Monthly fee for a white-label ExcheQ p2p app for a bank with less than $130 million in assets
If a bank wants to white label ExcheQ for its institution, the process is simple; it can work directly with North American Banking Company. Pricing includes a set-up fee, a one-time licensing fee and a monthly maintenance fee, which, for a bank of less than $130 million in assets, amounts to $240 per month.
Keeping costs down drove the app’s design. “I don’t know if there’s a revenue play for banks when it comes to p2p payments,” Bilski says. “I just tried to come up with a simple way for community banks to participate, keep a handle on their costs and not have to pay transaction fees as the volume goes up.”
Because the app uses the ACH Network for processing, all of the back-end operation exists for originating financial institutions. The monthly fee supports ongoing app development, along with brand customization opportunities.
There is a downside to leveraging the ACH infrastructure: Payments are not instant. When the Faster Payments Task Force evaluated ExcheQ, they didn’t award it the highest marks because it’s not a real-time option. Bilski, however, does not see that as a deterrent.
“Most people don’t necessarily need the just-in-time payment,” he says. “They need to know that they’re getting the money. I’m still a big believer that if we can make notification faster and settlement somewhat faster, we’re going to get to 95 percent of the population.”
Bilski plans to further develop ExcheQ as community bank adoption grows. Features like more robust data and card functionality offer potential, along with enormous possibilities if universal payments directories come into play.

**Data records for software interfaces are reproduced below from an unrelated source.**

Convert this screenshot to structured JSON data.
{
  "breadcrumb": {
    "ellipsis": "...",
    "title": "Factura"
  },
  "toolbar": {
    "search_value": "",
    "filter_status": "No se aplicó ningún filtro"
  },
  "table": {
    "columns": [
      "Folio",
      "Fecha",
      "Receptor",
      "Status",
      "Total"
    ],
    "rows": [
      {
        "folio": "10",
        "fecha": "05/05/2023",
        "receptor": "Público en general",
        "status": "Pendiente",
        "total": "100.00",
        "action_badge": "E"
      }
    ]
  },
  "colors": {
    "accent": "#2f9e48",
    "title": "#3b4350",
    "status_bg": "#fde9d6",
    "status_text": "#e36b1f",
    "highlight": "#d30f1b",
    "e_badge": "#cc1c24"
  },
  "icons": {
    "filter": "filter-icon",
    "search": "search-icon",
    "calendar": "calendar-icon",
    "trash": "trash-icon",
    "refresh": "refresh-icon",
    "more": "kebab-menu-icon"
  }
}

For now, Bilski hopes that as community banks continue to scrutinize p2p payment options, ExcheQ is a contender. With its “not like the others” persona, it just may become a community bank’s game-winning solution.
Colleen Morrison is a writer in Virginia.